I had intended to blog about something entirely different this morning but have put it aside to post the following news article which actually appears on Susan Higginbotham’s blog. Susan is an historical fiction author and if you like reading about the Tudor era, I recommend reading her works.
As for Rick Santorum’s remarks when interviewed in Madison…I’m a native of Wisconsin and quite familiar with the very liberal(at least it was when I was going to college) U of Wisconsin, which makes me wonder what the energy was like in the crowd…moreover, if Margaret George was home, I wonder what she thought about his very bizarre remarks regarding Mary…it boggles the mind. This completely convinces me the man needs serious therapy to work out his family of origin dysfunctions.
Madison, Wisconsin—She’s known to us today as “Bloody Mary.” But for Republican presidential candidate Rick Santorum, she is a woman to be esteemed.
Speaking at a campaign stop at the University of Wisconsin, Santorum, when asked by a student questioner whether there was a historical woman he particularly admired, cited the first reigning Tudor queen. “First, she had strong religious principles, and she wasn’t too politically correct to act upon them,” said Santorum. “Second, she got married, unlike her younger sister Elizabeth, who didn’t think she needed a man to help her rule. Mary understood the importance of faith and family in a way that Elizabeth never did.”
Asked his opinion of Mary’s policy of burning Protestants, Santorum said, “You could argue—and I will argue—that Mary’s strong moral convictions were preferable to this wishy-washy notion of tolerance that the left has, where Christianity, Judaism, Islam, Buddhism, goddess-worship, paganism, and atheism are all of the same value, are all points of view to be allowed. Where has that led us? Into a moral cesspool.”
Santorum, who has said that the notion of separation of church and state makes him want to “throw up,” hastened to add, “That’s not to say that I believe Mary was one hundred percent correct in burning Protestants. There are certainly decent Protestants, then and now, though I can safely say that if Mary had seen the state of the Anglican Church today, and of mainline Protestantism in the United States, she would have probably burned more of them.”
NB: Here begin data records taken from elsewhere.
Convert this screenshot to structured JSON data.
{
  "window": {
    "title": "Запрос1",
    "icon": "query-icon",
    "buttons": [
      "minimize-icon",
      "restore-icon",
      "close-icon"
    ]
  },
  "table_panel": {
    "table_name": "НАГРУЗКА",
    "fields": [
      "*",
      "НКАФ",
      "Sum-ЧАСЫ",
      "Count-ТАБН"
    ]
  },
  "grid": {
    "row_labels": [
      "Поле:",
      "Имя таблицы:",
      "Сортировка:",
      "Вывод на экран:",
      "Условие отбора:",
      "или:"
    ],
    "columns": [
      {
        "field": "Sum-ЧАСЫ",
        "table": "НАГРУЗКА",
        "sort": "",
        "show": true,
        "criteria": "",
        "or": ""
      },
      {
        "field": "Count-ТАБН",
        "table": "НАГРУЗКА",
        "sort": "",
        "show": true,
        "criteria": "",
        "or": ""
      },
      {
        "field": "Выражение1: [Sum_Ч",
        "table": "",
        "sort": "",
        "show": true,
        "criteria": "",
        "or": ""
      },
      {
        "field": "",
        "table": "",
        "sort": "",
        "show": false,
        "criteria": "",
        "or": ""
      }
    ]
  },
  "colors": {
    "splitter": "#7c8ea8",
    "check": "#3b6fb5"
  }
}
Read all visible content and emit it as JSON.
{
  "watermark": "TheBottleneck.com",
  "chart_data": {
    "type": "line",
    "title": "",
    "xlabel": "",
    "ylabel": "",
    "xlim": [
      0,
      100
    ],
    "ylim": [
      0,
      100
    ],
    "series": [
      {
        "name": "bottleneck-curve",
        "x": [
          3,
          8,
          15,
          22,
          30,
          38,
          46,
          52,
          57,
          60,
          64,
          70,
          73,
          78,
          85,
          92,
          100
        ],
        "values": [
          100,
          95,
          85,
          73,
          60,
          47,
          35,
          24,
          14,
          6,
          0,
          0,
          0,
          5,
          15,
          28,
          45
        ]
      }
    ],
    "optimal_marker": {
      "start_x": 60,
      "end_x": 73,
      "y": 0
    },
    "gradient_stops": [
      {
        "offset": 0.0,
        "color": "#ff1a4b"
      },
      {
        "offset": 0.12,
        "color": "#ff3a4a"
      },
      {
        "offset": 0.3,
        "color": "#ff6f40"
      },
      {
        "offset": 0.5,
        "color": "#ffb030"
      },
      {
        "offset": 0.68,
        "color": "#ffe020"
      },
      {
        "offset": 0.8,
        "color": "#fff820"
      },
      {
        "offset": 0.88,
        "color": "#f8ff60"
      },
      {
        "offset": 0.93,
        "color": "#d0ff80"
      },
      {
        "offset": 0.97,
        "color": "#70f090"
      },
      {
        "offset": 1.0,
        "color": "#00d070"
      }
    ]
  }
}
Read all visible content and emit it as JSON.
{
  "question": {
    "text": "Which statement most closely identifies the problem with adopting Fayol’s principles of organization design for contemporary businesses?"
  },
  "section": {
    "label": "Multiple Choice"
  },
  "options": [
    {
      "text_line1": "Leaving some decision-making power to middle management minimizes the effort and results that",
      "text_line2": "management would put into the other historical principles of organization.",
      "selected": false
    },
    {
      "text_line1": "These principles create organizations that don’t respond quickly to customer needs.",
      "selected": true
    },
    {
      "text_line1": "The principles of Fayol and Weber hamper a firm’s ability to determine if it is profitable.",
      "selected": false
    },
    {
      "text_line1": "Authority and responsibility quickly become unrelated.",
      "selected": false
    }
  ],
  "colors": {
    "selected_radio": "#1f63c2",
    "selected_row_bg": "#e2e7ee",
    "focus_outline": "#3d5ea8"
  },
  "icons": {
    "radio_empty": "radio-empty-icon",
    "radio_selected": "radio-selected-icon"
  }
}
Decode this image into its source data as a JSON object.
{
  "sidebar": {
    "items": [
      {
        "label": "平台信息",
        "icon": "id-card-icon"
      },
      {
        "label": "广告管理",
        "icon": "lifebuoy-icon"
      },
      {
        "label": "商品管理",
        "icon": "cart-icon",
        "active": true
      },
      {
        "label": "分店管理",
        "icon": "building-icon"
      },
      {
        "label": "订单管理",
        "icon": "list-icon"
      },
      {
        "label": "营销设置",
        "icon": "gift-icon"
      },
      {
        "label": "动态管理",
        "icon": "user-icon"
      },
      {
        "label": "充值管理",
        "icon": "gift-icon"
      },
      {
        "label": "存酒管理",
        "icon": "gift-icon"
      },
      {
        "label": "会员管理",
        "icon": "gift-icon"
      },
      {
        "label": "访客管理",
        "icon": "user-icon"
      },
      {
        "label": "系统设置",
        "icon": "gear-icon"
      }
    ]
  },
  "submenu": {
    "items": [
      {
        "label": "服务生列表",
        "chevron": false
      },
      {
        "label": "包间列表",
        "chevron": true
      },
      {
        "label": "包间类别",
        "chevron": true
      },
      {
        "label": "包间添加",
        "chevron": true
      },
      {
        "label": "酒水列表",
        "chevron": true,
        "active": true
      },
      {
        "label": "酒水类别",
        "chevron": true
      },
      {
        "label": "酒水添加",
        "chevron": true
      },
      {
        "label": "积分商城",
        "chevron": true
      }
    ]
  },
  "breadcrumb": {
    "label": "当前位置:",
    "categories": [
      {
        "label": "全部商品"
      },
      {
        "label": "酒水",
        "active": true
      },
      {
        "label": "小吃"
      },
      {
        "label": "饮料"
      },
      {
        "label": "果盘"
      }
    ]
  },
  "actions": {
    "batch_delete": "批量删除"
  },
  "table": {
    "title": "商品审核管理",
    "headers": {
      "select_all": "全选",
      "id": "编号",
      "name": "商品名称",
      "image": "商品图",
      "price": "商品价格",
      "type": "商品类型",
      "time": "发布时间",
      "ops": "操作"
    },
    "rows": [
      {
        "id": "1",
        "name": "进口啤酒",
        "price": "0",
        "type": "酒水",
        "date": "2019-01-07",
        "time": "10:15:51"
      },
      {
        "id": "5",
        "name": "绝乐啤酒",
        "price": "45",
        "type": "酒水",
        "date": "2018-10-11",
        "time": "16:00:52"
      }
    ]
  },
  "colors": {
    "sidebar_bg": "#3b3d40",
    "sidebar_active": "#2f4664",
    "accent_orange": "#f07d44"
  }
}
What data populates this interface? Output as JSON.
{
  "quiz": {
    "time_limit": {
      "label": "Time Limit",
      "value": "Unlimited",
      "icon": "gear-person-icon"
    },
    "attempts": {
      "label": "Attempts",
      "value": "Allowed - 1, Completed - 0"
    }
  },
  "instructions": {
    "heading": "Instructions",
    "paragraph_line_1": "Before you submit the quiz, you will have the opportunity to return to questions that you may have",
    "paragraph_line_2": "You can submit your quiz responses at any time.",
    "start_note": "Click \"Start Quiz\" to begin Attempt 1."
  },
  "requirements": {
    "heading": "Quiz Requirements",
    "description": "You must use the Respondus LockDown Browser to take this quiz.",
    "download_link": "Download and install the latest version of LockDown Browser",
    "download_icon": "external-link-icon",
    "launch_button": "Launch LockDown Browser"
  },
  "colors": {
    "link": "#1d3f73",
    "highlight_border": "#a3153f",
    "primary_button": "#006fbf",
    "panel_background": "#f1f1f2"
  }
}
The candidate looked thoughtful when asked by another student whether he would support burning nonbelievers and non-Christians in an effort to purify the condition of religion in the United States. “Besides the obvious spiritual benefits, burning these people at the stake would have the side effect of bringing down the unemployment rate, both by reducing the surplus population and by putting right-thinking Americans to work ferreting out heretics, but as it stands now, it’s probably illegal under the Eighth Amendment. Until we get that amendment and the First Amendment tweaked a bit, we might just have to settle for singeing people.”